- [WHAT YOU ARE ASKED TO DO]: In the copy of the lines below, leave out pictures and print everything else exactly.

- [PROVIDED DATA]:
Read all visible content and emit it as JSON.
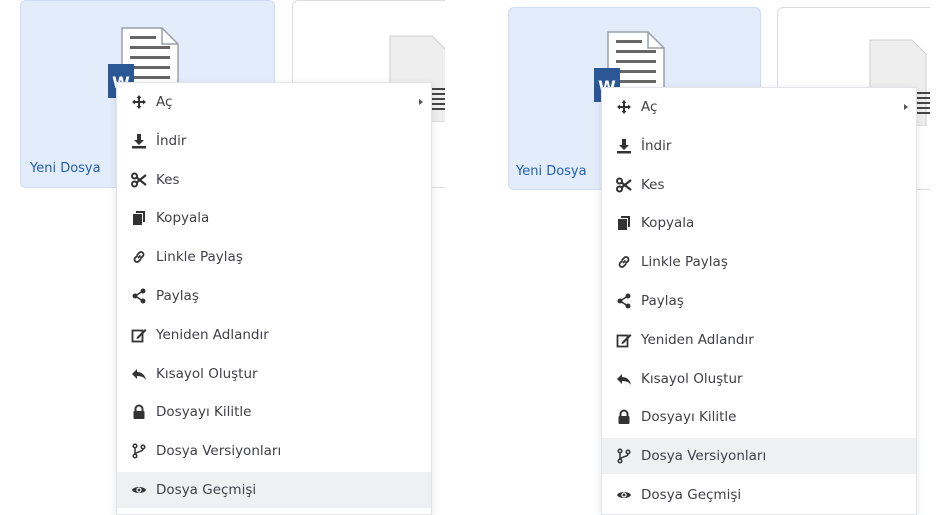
{
  "colors": {
    "selected_card_bg": "#e3ecfb",
    "file_label": "#1f5fae",
    "word_blue": "#2b5797",
    "icon_dark": "#333333",
    "menu_highlight": "#eff0f2"
  },
  "file": {
    "name": "Yeni Dosya",
    "icon": "word-document-icon"
  },
  "context_menu": {
    "items": [
      {
        "label": "Aç",
        "icon": "move-arrows-icon",
        "has_submenu": true
      },
      {
        "label": "İndir",
        "icon": "download-icon"
      },
      {
        "label": "Kes",
        "icon": "scissors-icon"
      },
      {
        "label": "Kopyala",
        "icon": "copy-icon"
      },
      {
        "label": "Linkle Paylaş",
        "icon": "link-icon"
      },
      {
        "label": "Paylaş",
        "icon": "share-icon"
      },
      {
        "label": "Yeniden Adlandır",
        "icon": "edit-icon"
      },
      {
        "label": "Kısayol Oluştur",
        "icon": "reply-arrow-icon"
      },
      {
        "label": "Dosyayı Kilitle",
        "icon": "lock-icon"
      },
      {
        "label": "Dosya Versiyonları",
        "icon": "code-branch-icon"
      },
      {
        "label": "Dosya Geçmişi",
        "icon": "eye-icon"
      }
    ]
  },
  "panels": [
    {
      "highlighted_item": "Dosya Geçmişi"
    },
    {
      "highlighted_item": "Dosya Versiyonları"
    }
  ]
}
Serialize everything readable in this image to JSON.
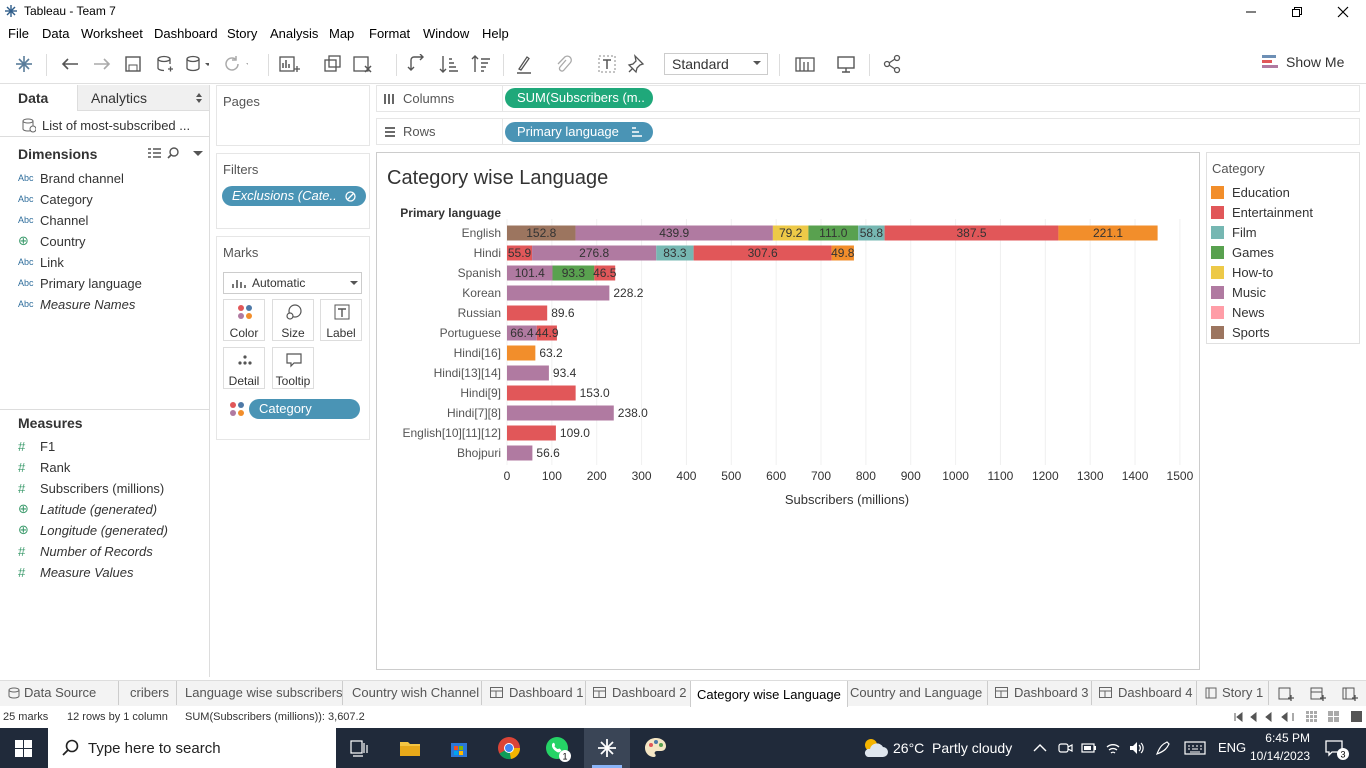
{
  "window": {
    "title": "Tableau - Team 7"
  },
  "menu": [
    "File",
    "Data",
    "Worksheet",
    "Dashboard",
    "Story",
    "Analysis",
    "Map",
    "Format",
    "Window",
    "Help"
  ],
  "toolbar": {
    "mark_type": "Standard",
    "show_me": "Show Me"
  },
  "sidebar": {
    "tabs": [
      "Data",
      "Analytics"
    ],
    "datasource": "List of most-subscribed ...",
    "dimensions_title": "Dimensions",
    "dimensions": [
      {
        "label": "Brand channel",
        "type": "Abc",
        "italic": false
      },
      {
        "label": "Category",
        "type": "Abc",
        "italic": false
      },
      {
        "label": "Channel",
        "type": "Abc",
        "italic": false
      },
      {
        "label": "Country",
        "type": "globe",
        "italic": false
      },
      {
        "label": "Link",
        "type": "Abc",
        "italic": false
      },
      {
        "label": "Primary language",
        "type": "Abc",
        "italic": false
      },
      {
        "label": "Measure Names",
        "type": "Abc",
        "italic": true
      }
    ],
    "measures_title": "Measures",
    "measures": [
      {
        "label": "F1",
        "type": "#",
        "italic": false
      },
      {
        "label": "Rank",
        "type": "#",
        "italic": false
      },
      {
        "label": "Subscribers (millions)",
        "type": "#",
        "italic": false
      },
      {
        "label": "Latitude (generated)",
        "type": "globe",
        "italic": true
      },
      {
        "label": "Longitude (generated)",
        "type": "globe",
        "italic": true
      },
      {
        "label": "Number of Records",
        "type": "#",
        "italic": true
      },
      {
        "label": "Measure Values",
        "type": "#",
        "italic": true
      }
    ]
  },
  "pages": {
    "title": "Pages"
  },
  "filters": {
    "title": "Filters",
    "pill": "Exclusions (Cate.."
  },
  "marks": {
    "title": "Marks",
    "type": "Automatic",
    "buttons": [
      "Color",
      "Size",
      "Label",
      "Detail",
      "Tooltip"
    ],
    "pill": "Category"
  },
  "shelves": {
    "columns_label": "Columns",
    "columns_pill": "SUM(Subscribers (m..",
    "rows_label": "Rows",
    "rows_pill": "Primary language"
  },
  "chart_data": {
    "type": "bar",
    "stacked": true,
    "orientation": "horizontal",
    "title": "Category wise Language",
    "row_header": "Primary language",
    "xlabel": "Subscribers (millions)",
    "xlim": [
      0,
      1500
    ],
    "xticks": [
      0,
      100,
      200,
      300,
      400,
      500,
      600,
      700,
      800,
      900,
      1000,
      1100,
      1200,
      1300,
      1400,
      1500
    ],
    "categories": [
      "English",
      "Hindi",
      "Spanish",
      "Korean",
      "Russian",
      "Portuguese",
      "Hindi[16]",
      "Hindi[13][14]",
      "Hindi[9]",
      "Hindi[7][8]",
      "English[10][11][12]",
      "Bhojpuri"
    ],
    "colors": {
      "Education": "#f28e2b",
      "Entertainment": "#e15759",
      "Film": "#76b7b2",
      "Games": "#59a14f",
      "How-to": "#edc948",
      "Music": "#b07aa1",
      "News": "#ff9da7",
      "Sports": "#9c755f"
    },
    "segments": [
      [
        [
          "Sports",
          152.8
        ],
        [
          "Music",
          439.9
        ],
        [
          "How-to",
          79.2
        ],
        [
          "Games",
          111.0
        ],
        [
          "Film",
          58.8
        ],
        [
          "Entertainment",
          387.5
        ],
        [
          "Education",
          221.1
        ]
      ],
      [
        [
          "Entertainment",
          55.9
        ],
        [
          "Music",
          276.8
        ],
        [
          "Film",
          83.3
        ],
        [
          "Entertainment",
          307.6
        ],
        [
          "Education",
          49.8
        ]
      ],
      [
        [
          "Music",
          101.4
        ],
        [
          "Games",
          93.3
        ],
        [
          "Entertainment",
          46.5
        ]
      ],
      [
        [
          "Music",
          228.2
        ]
      ],
      [
        [
          "Entertainment",
          89.6
        ]
      ],
      [
        [
          "Music",
          66.4
        ],
        [
          "Entertainment",
          44.9
        ]
      ],
      [
        [
          "Education",
          63.2
        ]
      ],
      [
        [
          "Music",
          93.4
        ]
      ],
      [
        [
          "Entertainment",
          153.0
        ]
      ],
      [
        [
          "Music",
          238.0
        ]
      ],
      [
        [
          "Entertainment",
          109.0
        ]
      ],
      [
        [
          "Music",
          56.6
        ]
      ]
    ]
  },
  "legend": {
    "title": "Category",
    "items": [
      {
        "label": "Education",
        "color": "#f28e2b"
      },
      {
        "label": "Entertainment",
        "color": "#e15759"
      },
      {
        "label": "Film",
        "color": "#76b7b2"
      },
      {
        "label": "Games",
        "color": "#59a14f"
      },
      {
        "label": "How-to",
        "color": "#edc948"
      },
      {
        "label": "Music",
        "color": "#b07aa1"
      },
      {
        "label": "News",
        "color": "#ff9da7"
      },
      {
        "label": "Sports",
        "color": "#9c755f"
      }
    ]
  },
  "sheet_tabs": [
    "Data Source",
    "cribers",
    "Language wise subscribers",
    "Country wish Channel",
    "Dashboard 1",
    "Dashboard 2",
    "Category wise Language",
    "Country and Language",
    "Dashboard 3",
    "Dashboard 4",
    "Story 1"
  ],
  "status": {
    "marks": "25 marks",
    "rows": "12 rows by 1 column",
    "sum": "SUM(Subscribers (millions)): 3,607.2"
  },
  "taskbar": {
    "search_placeholder": "Type here to search",
    "weather": "26°C  Partly cloudy",
    "lang": "ENG",
    "time": "6:45 PM",
    "date": "10/14/2023",
    "notifications": "3",
    "whatsapp_badge": "1"
  }
}
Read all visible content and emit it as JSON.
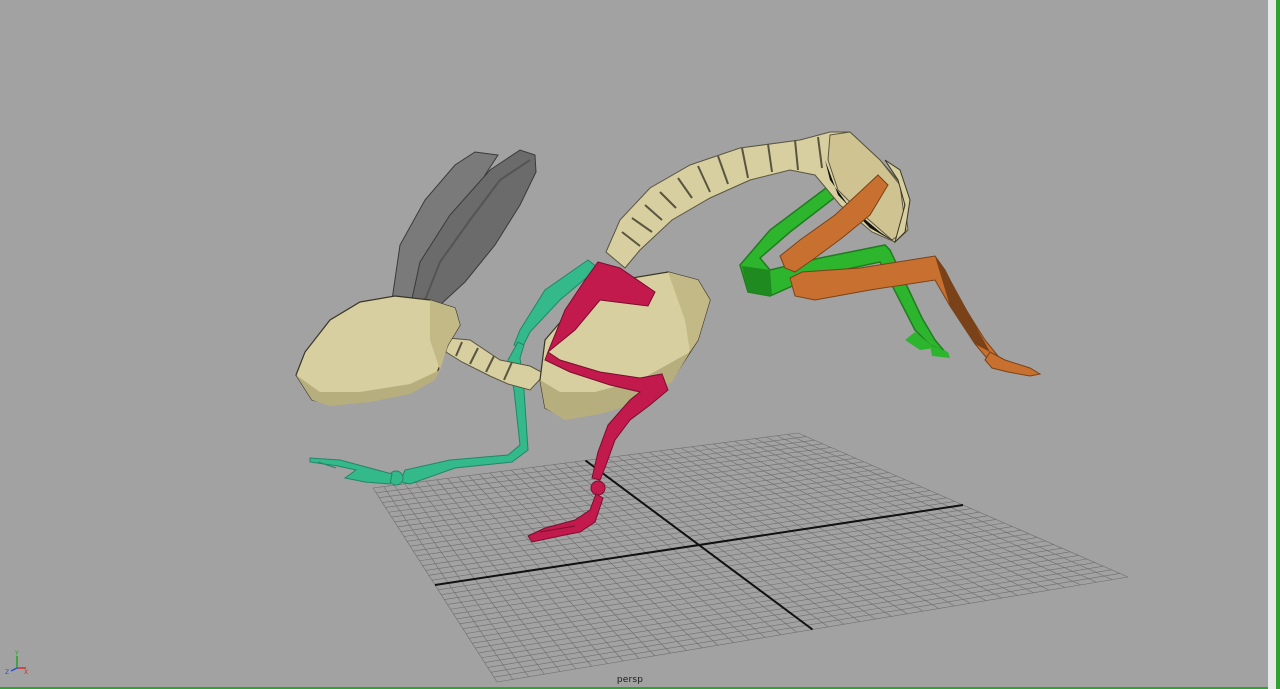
{
  "viewport": {
    "camera_label": "persp",
    "background_color": "#a2a2a2",
    "active_panel_color": "#2fa32f"
  },
  "axis_gizmo": {
    "x_label": "X",
    "y_label": "Y",
    "z_label": "Z",
    "x_color": "#d03030",
    "y_color": "#28a028",
    "z_color": "#2850d0"
  },
  "rig": {
    "body_color": "#d8cfa0",
    "ear_color": "#6b6b6b",
    "front_leg_near_color": "#c21a4c",
    "front_leg_far_color": "#33b98a",
    "hind_leg_far_color": "#2db52d",
    "hind_leg_near_color": "#c8702f"
  }
}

- [SOLUTION FOR THIS TASK]:
Read all visible content and emit it as JSON.
{
  "colors": {
    "selected_card_bg": "#e3ecfb",
    "file_label": "#1f5fae",
    "word_blue": "#2b5797",
    "icon_dark": "#333333",
    "menu_highlight": "#eff0f2"
  },
  "file": {
    "name": "Yeni Dosya",
    "icon": "word-document-icon"
  },
  "context_menu": {
    "items": [
      {
        "label": "Aç",
        "icon": "move-arrows-icon",
        "has_submenu": true
      },
      {
        "label": "İndir",
        "icon": "download-icon"
      },
      {
        "label": "Kes",
        "icon": "scissors-icon"
      },
      {
        "label": "Kopyala",
        "icon": "copy-icon"
      },
      {
        "label": "Linkle Paylaş",
        "icon": "link-icon"
      },
      {
        "label": "Paylaş",
        "icon": "share-icon"
      },
      {
        "label": "Yeniden Adlandır",
        "icon": "edit-icon"
      },
      {
        "label": "Kısayol Oluştur",
        "icon": "reply-arrow-icon"
      },
      {
        "label": "Dosyayı Kilitle",
        "icon": "lock-icon"
      },
      {
        "label": "Dosya Versiyonları",
        "icon": "code-branch-icon"
      },
      {
        "label": "Dosya Geçmişi",
        "icon": "eye-icon"
      }
    ]
  },
  "panels": [
    {
      "highlighted_item": "Dosya Geçmişi"
    },
    {
      "highlighted_item": "Dosya Versiyonları"
    }
  ]
}
Serialize everything readable in this image to JSON.
{
  "window": {
    "title": "Tableau - Team 7"
  },
  "menu": [
    "File",
    "Data",
    "Worksheet",
    "Dashboard",
    "Story",
    "Analysis",
    "Map",
    "Format",
    "Window",
    "Help"
  ],
  "toolbar": {
    "mark_type": "Standard",
    "show_me": "Show Me"
  },
  "sidebar": {
    "tabs": [
      "Data",
      "Analytics"
    ],
    "datasource": "List of most-subscribed ...",
    "dimensions_title": "Dimensions",
    "dimensions": [
      {
        "label": "Brand channel",
        "type": "Abc",
        "italic": false
      },
      {
        "label": "Category",
        "type": "Abc",
        "italic": false
      },
      {
        "label": "Channel",
        "type": "Abc",
        "italic": false
      },
      {
        "label": "Country",
        "type": "globe",
        "italic": false
      },
      {
        "label": "Link",
        "type": "Abc",
        "italic": false
      },
      {
        "label": "Primary language",
        "type": "Abc",
        "italic": false
      },
      {
        "label": "Measure Names",
        "type": "Abc",
        "italic": true
      }
    ],
    "measures_title": "Measures",
    "measures": [
      {
        "label": "F1",
        "type": "#",
        "italic": false
      },
      {
        "label": "Rank",
        "type": "#",
        "italic": false
      },
      {
        "label": "Subscribers (millions)",
        "type": "#",
        "italic": false
      },
      {
        "label": "Latitude (generated)",
        "type": "globe",
        "italic": true
      },
      {
        "label": "Longitude (generated)",
        "type": "globe",
        "italic": true
      },
      {
        "label": "Number of Records",
        "type": "#",
        "italic": true
      },
      {
        "label": "Measure Values",
        "type": "#",
        "italic": true
      }
    ]
  },
  "pages": {
    "title": "Pages"
  },
  "filters": {
    "title": "Filters",
    "pill": "Exclusions (Cate.."
  },
  "marks": {
    "title": "Marks",
    "type": "Automatic",
    "buttons": [
      "Color",
      "Size",
      "Label",
      "Detail",
      "Tooltip"
    ],
    "pill": "Category"
  },
  "shelves": {
    "columns_label": "Columns",
    "columns_pill": "SUM(Subscribers (m..",
    "rows_label": "Rows",
    "rows_pill": "Primary language"
  },
  "chart_data": {
    "type": "bar",
    "stacked": true,
    "orientation": "horizontal",
    "title": "Category wise Language",
    "row_header": "Primary language",
    "xlabel": "Subscribers (millions)",
    "xlim": [
      0,
      1500
    ],
    "xticks": [
      0,
      100,
      200,
      300,
      400,
      500,
      600,
      700,
      800,
      900,
      1000,
      1100,
      1200,
      1300,
      1400,
      1500
    ],
    "categories": [
      "English",
      "Hindi",
      "Spanish",
      "Korean",
      "Russian",
      "Portuguese",
      "Hindi[16]",
      "Hindi[13][14]",
      "Hindi[9]",
      "Hindi[7][8]",
      "English[10][11][12]",
      "Bhojpuri"
    ],
    "colors": {
      "Education": "#f28e2b",
      "Entertainment": "#e15759",
      "Film": "#76b7b2",
      "Games": "#59a14f",
      "How-to": "#edc948",
      "Music": "#b07aa1",
      "News": "#ff9da7",
      "Sports": "#9c755f"
    },
    "segments": [
      [
        [
          "Sports",
          152.8
        ],
        [
          "Music",
          439.9
        ],
        [
          "How-to",
          79.2
        ],
        [
          "Games",
          111.0
        ],
        [
          "Film",
          58.8
        ],
        [
          "Entertainment",
          387.5
        ],
        [
          "Education",
          221.1
        ]
      ],
      [
        [
          "Entertainment",
          55.9
        ],
        [
          "Music",
          276.8
        ],
        [
          "Film",
          83.3
        ],
        [
          "Entertainment",
          307.6
        ],
        [
          "Education",
          49.8
        ]
      ],
      [
        [
          "Music",
          101.4
        ],
        [
          "Games",
          93.3
        ],
        [
          "Entertainment",
          46.5
        ]
      ],
      [
        [
          "Music",
          228.2
        ]
      ],
      [
        [
          "Entertainment",
          89.6
        ]
      ],
      [
        [
          "Music",
          66.4
        ],
        [
          "Entertainment",
          44.9
        ]
      ],
      [
        [
          "Education",
          63.2
        ]
      ],
      [
        [
          "Music",
          93.4
        ]
      ],
      [
        [
          "Entertainment",
          153.0
        ]
      ],
      [
        [
          "Music",
          238.0
        ]
      ],
      [
        [
          "Entertainment",
          109.0
        ]
      ],
      [
        [
          "Music",
          56.6
        ]
      ]
    ]
  },
  "legend": {
    "title": "Category",
    "items": [
      {
        "label": "Education",
        "color": "#f28e2b"
      },
      {
        "label": "Entertainment",
        "color": "#e15759"
      },
      {
        "label": "Film",
        "color": "#76b7b2"
      },
      {
        "label": "Games",
        "color": "#59a14f"
      },
      {
        "label": "How-to",
        "color": "#edc948"
      },
      {
        "label": "Music",
        "color": "#b07aa1"
      },
      {
        "label": "News",
        "color": "#ff9da7"
      },
      {
        "label": "Sports",
        "color": "#9c755f"
      }
    ]
  },
  "sheet_tabs": [
    "Data Source",
    "cribers",
    "Language wise subscribers",
    "Country wish Channel",
    "Dashboard 1",
    "Dashboard 2",
    "Category wise Language",
    "Country and Language",
    "Dashboard 3",
    "Dashboard 4",
    "Story 1"
  ],
  "status": {
    "marks": "25 marks",
    "rows": "12 rows by 1 column",
    "sum": "SUM(Subscribers (millions)): 3,607.2"
  },
  "taskbar": {
    "search_placeholder": "Type here to search",
    "weather": "26°C  Partly cloudy",
    "lang": "ENG",
    "time": "6:45 PM",
    "date": "10/14/2023",
    "notifications": "3",
    "whatsapp_badge": "1"
  }
}
Read all visible content and emit it as JSON.
{
  "viewport": {
    "camera_label": "persp",
    "background_color": "#a2a2a2",
    "active_panel_color": "#2fa32f"
  },
  "axis_gizmo": {
    "x_label": "X",
    "y_label": "Y",
    "z_label": "Z",
    "x_color": "#d03030",
    "y_color": "#28a028",
    "z_color": "#2850d0"
  },
  "rig": {
    "body_color": "#d8cfa0",
    "ear_color": "#6b6b6b",
    "front_leg_near_color": "#c21a4c",
    "front_leg_far_color": "#33b98a",
    "hind_leg_far_color": "#2db52d",
    "hind_leg_near_color": "#c8702f"
  }
}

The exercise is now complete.